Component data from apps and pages
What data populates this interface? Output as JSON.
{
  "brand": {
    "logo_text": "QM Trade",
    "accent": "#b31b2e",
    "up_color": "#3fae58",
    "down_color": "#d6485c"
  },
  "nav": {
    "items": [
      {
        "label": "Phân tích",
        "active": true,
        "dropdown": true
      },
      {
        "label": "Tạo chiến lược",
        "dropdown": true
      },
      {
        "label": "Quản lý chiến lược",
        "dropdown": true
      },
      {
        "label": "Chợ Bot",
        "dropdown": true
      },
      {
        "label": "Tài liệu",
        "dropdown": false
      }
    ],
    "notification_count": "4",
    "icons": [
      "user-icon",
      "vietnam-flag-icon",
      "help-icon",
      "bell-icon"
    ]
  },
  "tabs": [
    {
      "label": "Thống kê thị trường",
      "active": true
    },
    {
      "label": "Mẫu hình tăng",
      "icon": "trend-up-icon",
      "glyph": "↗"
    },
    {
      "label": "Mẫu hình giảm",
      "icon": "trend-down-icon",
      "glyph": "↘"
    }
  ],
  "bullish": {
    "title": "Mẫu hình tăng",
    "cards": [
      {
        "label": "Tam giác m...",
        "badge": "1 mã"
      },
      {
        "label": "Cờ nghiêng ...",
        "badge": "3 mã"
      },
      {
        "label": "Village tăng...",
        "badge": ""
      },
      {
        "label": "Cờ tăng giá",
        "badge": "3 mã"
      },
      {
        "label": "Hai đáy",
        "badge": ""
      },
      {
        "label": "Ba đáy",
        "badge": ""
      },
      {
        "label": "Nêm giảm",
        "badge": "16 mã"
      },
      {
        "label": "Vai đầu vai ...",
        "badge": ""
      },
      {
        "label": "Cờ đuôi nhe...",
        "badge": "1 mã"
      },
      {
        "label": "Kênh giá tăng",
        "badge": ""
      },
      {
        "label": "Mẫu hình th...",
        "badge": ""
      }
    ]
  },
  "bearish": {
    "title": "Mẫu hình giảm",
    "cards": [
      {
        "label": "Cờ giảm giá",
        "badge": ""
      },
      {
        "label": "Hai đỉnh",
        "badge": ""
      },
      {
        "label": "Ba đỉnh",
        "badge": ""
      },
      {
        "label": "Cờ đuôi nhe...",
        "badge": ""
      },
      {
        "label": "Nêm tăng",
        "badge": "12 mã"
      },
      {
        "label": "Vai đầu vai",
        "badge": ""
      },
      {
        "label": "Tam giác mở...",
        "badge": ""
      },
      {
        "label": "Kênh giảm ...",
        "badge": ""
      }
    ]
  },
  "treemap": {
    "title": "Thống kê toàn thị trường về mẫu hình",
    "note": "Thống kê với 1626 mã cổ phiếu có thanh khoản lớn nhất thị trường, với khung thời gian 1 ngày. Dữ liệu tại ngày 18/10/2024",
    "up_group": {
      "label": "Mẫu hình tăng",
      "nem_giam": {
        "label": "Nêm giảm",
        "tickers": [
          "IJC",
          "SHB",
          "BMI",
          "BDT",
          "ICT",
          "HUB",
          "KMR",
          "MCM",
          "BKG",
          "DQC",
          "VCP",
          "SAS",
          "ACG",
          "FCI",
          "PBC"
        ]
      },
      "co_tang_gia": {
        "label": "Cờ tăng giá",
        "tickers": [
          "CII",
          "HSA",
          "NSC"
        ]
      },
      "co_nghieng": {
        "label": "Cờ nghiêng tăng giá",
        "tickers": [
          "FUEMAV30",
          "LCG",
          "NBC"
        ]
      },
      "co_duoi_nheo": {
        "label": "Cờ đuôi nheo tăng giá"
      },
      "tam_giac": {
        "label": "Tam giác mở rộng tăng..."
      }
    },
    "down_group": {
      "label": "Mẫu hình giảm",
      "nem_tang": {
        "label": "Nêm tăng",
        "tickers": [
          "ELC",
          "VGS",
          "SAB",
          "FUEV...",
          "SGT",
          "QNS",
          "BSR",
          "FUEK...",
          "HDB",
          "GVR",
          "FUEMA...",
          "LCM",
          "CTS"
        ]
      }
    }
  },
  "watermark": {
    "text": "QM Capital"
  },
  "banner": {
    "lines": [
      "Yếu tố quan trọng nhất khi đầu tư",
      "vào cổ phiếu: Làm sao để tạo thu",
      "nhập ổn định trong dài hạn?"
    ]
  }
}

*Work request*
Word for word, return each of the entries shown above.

*Solved problem*
What data populates this interface? Output as JSON.
{
  "brand": {
    "logo_text": "QM Trade",
    "accent": "#b31b2e",
    "up_color": "#3fae58",
    "down_color": "#d6485c"
  },
  "nav": {
    "items": [
      {
        "label": "Phân tích",
        "active": true,
        "dropdown": true
      },
      {
        "label": "Tạo chiến lược",
        "dropdown": true
      },
      {
        "label": "Quản lý chiến lược",
        "dropdown": true
      },
      {
        "label": "Chợ Bot",
        "dropdown": true
      },
      {
        "label": "Tài liệu",
        "dropdown": false
      }
    ],
    "notification_count": "4",
    "icons": [
      "user-icon",
      "vietnam-flag-icon",
      "help-icon",
      "bell-icon"
    ]
  },
  "tabs": [
    {
      "label": "Thống kê thị trường",
      "active": true
    },
    {
      "label": "Mẫu hình tăng",
      "icon": "trend-up-icon",
      "glyph": "↗"
    },
    {
      "label": "Mẫu hình giảm",
      "icon": "trend-down-icon",
      "glyph": "↘"
    }
  ],
  "bullish": {
    "title": "Mẫu hình tăng",
    "cards": [
      {
        "label": "Tam giác m...",
        "badge": "1 mã"
      },
      {
        "label": "Cờ nghiêng ...",
        "badge": "3 mã"
      },
      {
        "label": "Village tăng...",
        "badge": ""
      },
      {
        "label": "Cờ tăng giá",
        "badge": "3 mã"
      },
      {
        "label": "Hai đáy",
        "badge": ""
      },
      {
        "label": "Ba đáy",
        "badge": ""
      },
      {
        "label": "Nêm giảm",
        "badge": "16 mã"
      },
      {
        "label": "Vai đầu vai ...",
        "badge": ""
      },
      {
        "label": "Cờ đuôi nhe...",
        "badge": "1 mã"
      },
      {
        "label": "Kênh giá tăng",
        "badge": ""
      },
      {
        "label": "Mẫu hình th...",
        "badge": ""
      }
    ]
  },
  "bearish": {
    "title": "Mẫu hình giảm",
    "cards": [
      {
        "label": "Cờ giảm giá",
        "badge": ""
      },
      {
        "label": "Hai đỉnh",
        "badge": ""
      },
      {
        "label": "Ba đỉnh",
        "badge": ""
      },
      {
        "label": "Cờ đuôi nhe...",
        "badge": ""
      },
      {
        "label": "Nêm tăng",
        "badge": "12 mã"
      },
      {
        "label": "Vai đầu vai",
        "badge": ""
      },
      {
        "label": "Tam giác mở...",
        "badge": ""
      },
      {
        "label": "Kênh giảm ...",
        "badge": ""
      }
    ]
  },
  "treemap": {
    "title": "Thống kê toàn thị trường về mẫu hình",
    "note": "Thống kê với 1626 mã cổ phiếu có thanh khoản lớn nhất thị trường, với khung thời gian 1 ngày. Dữ liệu tại ngày 18/10/2024",
    "up_group": {
      "label": "Mẫu hình tăng",
      "nem_giam": {
        "label": "Nêm giảm",
        "tickers": [
          "IJC",
          "SHB",
          "BMI",
          "BDT",
          "ICT",
          "HUB",
          "KMR",
          "MCM",
          "BKG",
          "DQC",
          "VCP",
          "SAS",
          "ACG",
          "FCI",
          "PBC"
        ]
      },
      "co_tang_gia": {
        "label": "Cờ tăng giá",
        "tickers": [
          "CII",
          "HSA",
          "NSC"
        ]
      },
      "co_nghieng": {
        "label": "Cờ nghiêng tăng giá",
        "tickers": [
          "FUEMAV30",
          "LCG",
          "NBC"
        ]
      },
      "co_duoi_nheo": {
        "label": "Cờ đuôi nheo tăng giá"
      },
      "tam_giac": {
        "label": "Tam giác mở rộng tăng..."
      }
    },
    "down_group": {
      "label": "Mẫu hình giảm",
      "nem_tang": {
        "label": "Nêm tăng",
        "tickers": [
          "ELC",
          "VGS",
          "SAB",
          "FUEV...",
          "SGT",
          "QNS",
          "BSR",
          "FUEK...",
          "HDB",
          "GVR",
          "FUEMA...",
          "LCM",
          "CTS"
        ]
      }
    }
  },
  "watermark": {
    "text": "QM Capital"
  },
  "banner": {
    "lines": [
      "Yếu tố quan trọng nhất khi đầu tư",
      "vào cổ phiếu: Làm sao để tạo thu",
      "nhập ổn định trong dài hạn?"
    ]
  }
}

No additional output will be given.